Lily talked about the importance of personalization for responding to in-class challenges. She said that her nonmajors course is designed for first- and second-year students, building in small regular assignments and a lot of accountability. While that design works well for students early in their college career, juniors and seniors can resist this level of support—and Lily said that they sometimes show this by talking in class or getting up and leaving. She said that for several years, she ignored the disruptions because she wasn’t sure how to deal with them, but that in recent years she’s taken a more proactive approach. Specifically, as she moves around the classroom while students are doing think-pair-shares or other small group work, she’ll pause by the disruptive student and say quietly, “I’d like you to see me after class.” She’ll then set up a time to talk to them in office hours, where her goal is to get the student to articulate why they engaged in the disruptive activity. Importantly, Lily is intentionally warm and supportive with her students during class and office hours. She knows and uses their names, and she moves around the classroom a lot. Therefore when she names their disruptive behavior during this office hours session and asks what their thinking is around it, the student knows that Lily is not trying to shame them but is instead trying to confront a problem in order to solve it.
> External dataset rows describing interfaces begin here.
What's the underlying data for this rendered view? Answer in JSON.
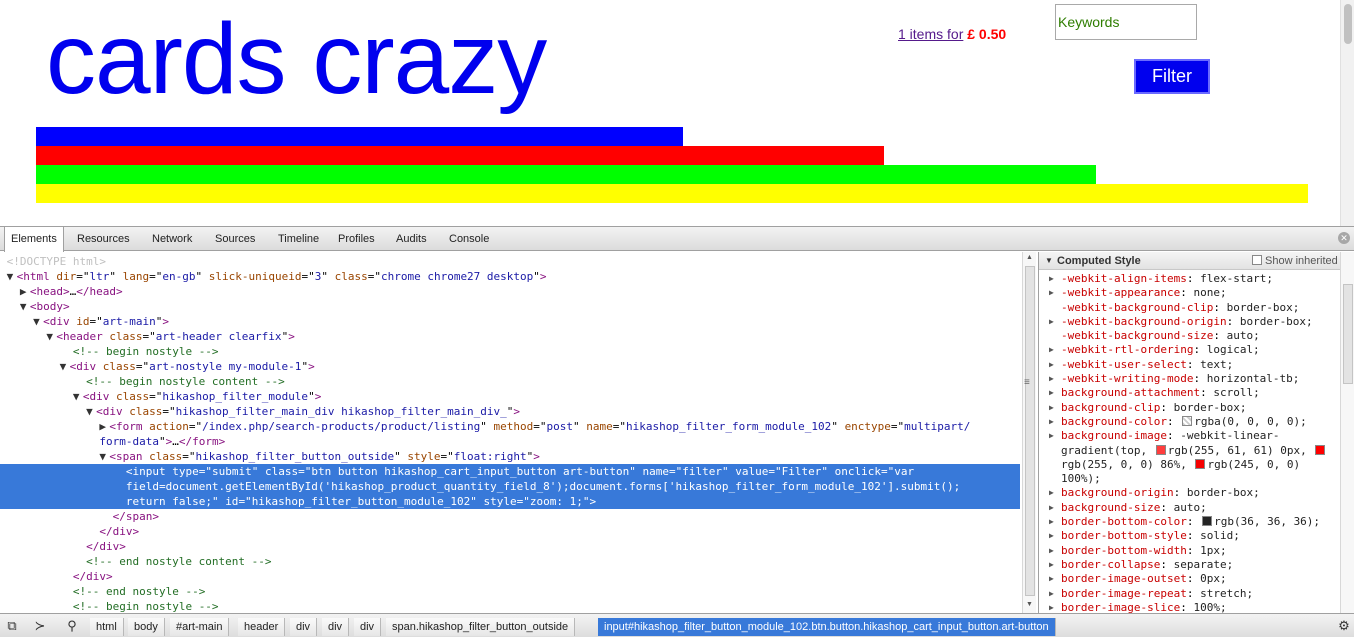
{
  "site": {
    "title": "cards crazy",
    "cart_link": "1 items for",
    "cart_price": "£ 0.50",
    "search_placeholder": "Keywords",
    "filter_button": "Filter",
    "bar_colors": [
      "#0000ff",
      "#ff0000",
      "#00ff00",
      "#ffff00"
    ]
  },
  "devtools": {
    "tabs": [
      "Elements",
      "Resources",
      "Network",
      "Sources",
      "Timeline",
      "Profiles",
      "Audits",
      "Console"
    ],
    "active_tab": "Elements",
    "dom_lines": [
      {
        "html": "<span class='doctype'>&lt;!DOCTYPE html&gt;</span>"
      },
      {
        "html": "<span class='tri'>▼</span><span class='tag'>&lt;html</span> <span class='attr'>dir</span>=\"<span class='val'>ltr</span>\" <span class='attr'>lang</span>=\"<span class='val'>en-gb</span>\" <span class='attr'>slick-uniqueid</span>=\"<span class='val'>3</span>\" <span class='attr'>class</span>=\"<span class='val'>chrome chrome27 desktop</span>\"<span class='tag'>&gt;</span>"
      },
      {
        "html": "  <span class='tri'>▶</span><span class='tag'>&lt;head&gt;</span>…<span class='tag'>&lt;/head&gt;</span>"
      },
      {
        "html": "  <span class='tri'>▼</span><span class='tag'>&lt;body&gt;</span>"
      },
      {
        "html": "    <span class='tri'>▼</span><span class='tag'>&lt;div</span> <span class='attr'>id</span>=\"<span class='val'>art-main</span>\"<span class='tag'>&gt;</span>"
      },
      {
        "html": "      <span class='tri'>▼</span><span class='tag'>&lt;header</span> <span class='attr'>class</span>=\"<span class='val'>art-header clearfix</span>\"<span class='tag'>&gt;</span>"
      },
      {
        "html": "          <span class='cmt'>&lt;!-- begin nostyle --&gt;</span>"
      },
      {
        "html": "        <span class='tri'>▼</span><span class='tag'>&lt;div</span> <span class='attr'>class</span>=\"<span class='val'>art-nostyle my-module-1</span>\"<span class='tag'>&gt;</span>"
      },
      {
        "html": "            <span class='cmt'>&lt;!-- begin nostyle content --&gt;</span>"
      },
      {
        "html": "          <span class='tri'>▼</span><span class='tag'>&lt;div</span> <span class='attr'>class</span>=\"<span class='val'>hikashop_filter_module</span>\"<span class='tag'>&gt;</span>"
      },
      {
        "html": "            <span class='tri'>▼</span><span class='tag'>&lt;div</span> <span class='attr'>class</span>=\"<span class='val'>hikashop_filter_main_div hikashop_filter_main_div_</span>\"<span class='tag'>&gt;</span>"
      },
      {
        "html": "              <span class='tri'>▶</span><span class='tag'>&lt;form</span> <span class='attr'>action</span>=\"<span class='val'>/index.php/search-products/product/listing</span>\" <span class='attr'>method</span>=\"<span class='val'>post</span>\" <span class='attr'>name</span>=\"<span class='val'>hikashop_filter_form_module_102</span>\" <span class='attr'>enctype</span>=\"<span class='val'>multipart/</span>"
      },
      {
        "html": "              <span class='val'>form-data</span>\"<span class='tag'>&gt;</span>…<span class='tag'>&lt;/form&gt;</span>"
      },
      {
        "html": "              <span class='tri'>▼</span><span class='tag'>&lt;span</span> <span class='attr'>class</span>=\"<span class='val'>hikashop_filter_button_outside</span>\" <span class='attr'>style</span>=\"<span class='val'>float:right</span>\"<span class='tag'>&gt;</span>"
      },
      {
        "html": "                  <span class='tag'>&lt;input</span> <span class='attr'>type</span>=\"<span class='val'>submit</span>\" <span class='attr'>class</span>=\"<span class='val'>btn button hikashop_cart_input_button art-button</span>\" <span class='attr'>name</span>=\"<span class='val'>filter</span>\" <span class='attr'>value</span>=\"<span class='val'>Filter</span>\" <span class='attr'>onclick</span>=\"<span class='val'>var</span>",
        "sel": true
      },
      {
        "html": "                  <span class='val'>field=document.getElementById('hikashop_product_quantity_field_8');document.forms['hikashop_filter_form_module_102'].submit();</span>",
        "sel": true
      },
      {
        "html": "                  <span class='val'>return false;</span>\" <span class='attr'>id</span>=\"<span class='val'>hikashop_filter_button_module_102</span>\" <span class='attr'>style</span>=\"<span class='val'>zoom: 1;</span>\"<span class='tag'>&gt;</span>",
        "sel": true
      },
      {
        "html": "                <span class='tag'>&lt;/span&gt;</span>"
      },
      {
        "html": "              <span class='tag'>&lt;/div&gt;</span>"
      },
      {
        "html": "            <span class='tag'>&lt;/div&gt;</span>"
      },
      {
        "html": "            <span class='cmt'>&lt;!-- end nostyle content --&gt;</span>"
      },
      {
        "html": "          <span class='tag'>&lt;/div&gt;</span>"
      },
      {
        "html": "          <span class='cmt'>&lt;!-- end nostyle --&gt;</span>"
      },
      {
        "html": "          <span class='cmt'>&lt;!-- begin nostyle --&gt;</span>"
      }
    ],
    "computed": {
      "title": "Computed Style",
      "show_inherited": "Show inherited",
      "props": [
        {
          "name": "-webkit-align-items",
          "value": "flex-start;",
          "exp": true
        },
        {
          "name": "-webkit-appearance",
          "value": "none;",
          "exp": true
        },
        {
          "name": "-webkit-background-clip",
          "value": "border-box;",
          "exp": false
        },
        {
          "name": "-webkit-background-origin",
          "value": "border-box;",
          "exp": true
        },
        {
          "name": "-webkit-background-size",
          "value": "auto;",
          "exp": false
        },
        {
          "name": "-webkit-rtl-ordering",
          "value": "logical;",
          "exp": true
        },
        {
          "name": "-webkit-user-select",
          "value": "text;",
          "exp": true
        },
        {
          "name": "-webkit-writing-mode",
          "value": "horizontal-tb;",
          "exp": true
        },
        {
          "name": "background-attachment",
          "value": "scroll;",
          "exp": true
        },
        {
          "name": "background-clip",
          "value": "border-box;",
          "exp": true
        },
        {
          "name": "background-color",
          "value": "rgba(0, 0, 0, 0);",
          "exp": true,
          "swatch": "transparent"
        },
        {
          "name": "background-image",
          "value": "-webkit-linear-gradient(top, ",
          "exp": true,
          "gradient": true
        },
        {
          "name": "background-origin",
          "value": "border-box;",
          "exp": true
        },
        {
          "name": "background-size",
          "value": "auto;",
          "exp": true
        },
        {
          "name": "border-bottom-color",
          "value": "rgb(36, 36, 36);",
          "exp": true,
          "swatch": "#242424"
        },
        {
          "name": "border-bottom-style",
          "value": "solid;",
          "exp": true
        },
        {
          "name": "border-bottom-width",
          "value": "1px;",
          "exp": true
        },
        {
          "name": "border-collapse",
          "value": "separate;",
          "exp": true
        },
        {
          "name": "border-image-outset",
          "value": "0px;",
          "exp": true
        },
        {
          "name": "border-image-repeat",
          "value": "stretch;",
          "exp": true
        },
        {
          "name": "border-image-slice",
          "value": "100%;",
          "exp": true
        }
      ],
      "gradient_parts": [
        "rgb(255, 61, 61) 0px,",
        "rgb(255, 0, 0) 86%,",
        "rgb(245, 0, 0)",
        "100%);"
      ],
      "gradient_colors": [
        "#ff3d3d",
        "#ff0000",
        "#f50000"
      ]
    },
    "breadcrumbs": [
      "html",
      "body",
      "#art-main",
      "header",
      "div",
      "div",
      "div",
      "span.hikashop_filter_button_outside",
      "input#hikashop_filter_button_module_102.btn.button.hikashop_cart_input_button.art-button"
    ],
    "status_icons": [
      "dock-icon",
      "console-drawer-icon",
      "search-icon"
    ],
    "settings_icon": "gear-icon"
  }
}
During the dinner discussion that followed the panel, the group built on these ideas for preventing or dealing with challenges. Several people talked about the value of explaining the rationale for different teaching approaches and assignments, which can help students see value in what you are doing and can help them see you, the instructor, as a pedagogical as well as a content expert. Others talked about the value that can come from explaining your path to the classroom—in other words, giving your academic pedigree—and providing examples of your professional activities, such as explaining what you are doing when you have to miss class for a conference or using one of your publications as fodder for an assignment. Several language instructors talked about the value of using humor to deal with potential disruptions, naming behaviors in a lighthearted way in the target language during a lesson: “Oh, you didn’t understand that we don’t use laptops in this class” or “Oh, you’re using social media.” In these introductory language classes, the goal is to learn to communicate, and so any behavior in class can be fodder for discussion. One important element that emerged from our conversation is how important it is for each of us to accept who we are as an instructor and to build our strategies around that basis. Whether we are quiet and contemplative, loud and humorous, or another combination, we can build on the bases of student reflection and personalization to engage our students and work with them through challenges.